More broadly, Jodi's piece made me think that Michelle has her footing as a First Lady who can handle the constricted role without being defined by it. Rebecca Traister and I went back and forth last November about whether Michelle was letting herself be "momm-ified," in Rebecca's phrasing. I held out then for Michelle's feminist cred. And I do think that when your husband is president, the rules are different. Yes, your power comes from him. But you have so much of it! Michelle impresses me in this new NYT interview by showing us how well she recognizes the tension. When Jodi asks whether it's possible to be married to the president and have a "true and equal partnership," Barack starts to answer and then subsides. Michelle, meanwhile, makes "a small, sharp 'mmphf' of recognition" and then says:

Clearly Barack’s career decisions are leading us. They’re not mine; that’s obvious. I’m married to the president of the United States. I don’t have another job, and it would be problematic in this role. So that - you can’t even measure that.

No, you can't. But she may be able to measure the impact she has as spokeswoman in the administration's effort to combat childhood obesity, her next project.

Emily Bazelon is a Slate senior editor and the Truman Capote Fellow at Yale Law School. She is the author of Sticks and Stones.

TODAY IN SLATE

Frame Game

Hard Knocks

I was hit by a teacher in an East Texas public school. It taught me nothing.

Chief Justice John Roberts Says $1,000 Can’t Buy Influence in Congress. Looks Like He’s Wrong.

After This Merger, One Company Could Control One-Third of the Planet's Beer Sales

Hidden Messages in Corporate Logos

If You’re Outraged by the NFL, Follow This Satirical Blowhard on Twitter

Sports Nut

Giving Up on Goodell

How the NFL lost the trust of its most loyal reporters.

How Can We Investigate Potential Dangers of Fracking Without Being Alarmist?

My Year as an Abortion Doula       

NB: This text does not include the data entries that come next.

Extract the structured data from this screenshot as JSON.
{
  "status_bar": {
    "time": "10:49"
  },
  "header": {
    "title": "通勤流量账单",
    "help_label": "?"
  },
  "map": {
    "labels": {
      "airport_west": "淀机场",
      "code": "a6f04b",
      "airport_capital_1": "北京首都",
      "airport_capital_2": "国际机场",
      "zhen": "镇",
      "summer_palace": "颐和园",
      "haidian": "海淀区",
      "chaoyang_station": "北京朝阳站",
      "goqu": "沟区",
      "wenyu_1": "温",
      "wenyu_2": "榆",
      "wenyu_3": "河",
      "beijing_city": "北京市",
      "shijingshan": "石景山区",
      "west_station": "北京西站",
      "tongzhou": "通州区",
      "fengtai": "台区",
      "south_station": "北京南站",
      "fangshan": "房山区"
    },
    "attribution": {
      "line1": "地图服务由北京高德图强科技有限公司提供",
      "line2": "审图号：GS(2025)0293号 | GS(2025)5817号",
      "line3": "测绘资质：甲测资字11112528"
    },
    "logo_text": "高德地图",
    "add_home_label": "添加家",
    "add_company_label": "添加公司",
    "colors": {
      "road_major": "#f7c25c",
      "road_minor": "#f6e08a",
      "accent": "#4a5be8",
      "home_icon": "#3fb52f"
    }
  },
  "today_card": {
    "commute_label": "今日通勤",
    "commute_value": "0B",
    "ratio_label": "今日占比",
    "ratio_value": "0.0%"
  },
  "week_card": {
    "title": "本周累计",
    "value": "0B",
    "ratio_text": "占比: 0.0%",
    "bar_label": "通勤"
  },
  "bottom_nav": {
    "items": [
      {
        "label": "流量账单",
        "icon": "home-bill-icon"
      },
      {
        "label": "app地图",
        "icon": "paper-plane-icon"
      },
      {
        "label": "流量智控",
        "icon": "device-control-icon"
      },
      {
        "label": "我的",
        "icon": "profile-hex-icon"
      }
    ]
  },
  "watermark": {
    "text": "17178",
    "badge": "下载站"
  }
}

  News & Politics
Weigel
Sept. 16 2014 9:22 AM The Most Populist Campaign of 2014
  Business
Moneybox
Sept. 15 2014 7:27 PM Could IUDs Be the Next Great Weapon in the Battle Against Poverty?
  Life
Atlas Obscura
Sept. 16 2014 8:00 AM The Wall Street Bombing: Low-Tech Terrorism in Prohibition-era New York
  Double X
The XX Factor
Sept. 15 2014 1:51 PM Why Not Just Turn Campus Rape Allegations Over to the Police? Because the Police Don't Investigate.
  Slate Plus
Tv Club
Sept. 15 2014 11:38 AM The Slate Doctor Who Podcast: Episode 4  A spoiler-filled discussion of "Listen."
  Arts
Brow Beat
Sept. 16 2014 9:13 AM Clive James, Terminally Ill, Has Written an Exquisitely Resigned Farewell Poem
  Technology
Future Tense
Sept. 16 2014 7:36 AM The Inspiration Drought Why our science fiction needs new dreams.
  Health & Science
Bad Astronomy
Sept. 16 2014 7:30 AM A Galaxy of Tatooines
  Sports
Sports Nut
Sept. 15 2014 8:41 PM You’re Cut, Adrian Peterson Why fantasy football owners should release the Minnesota Vikings star.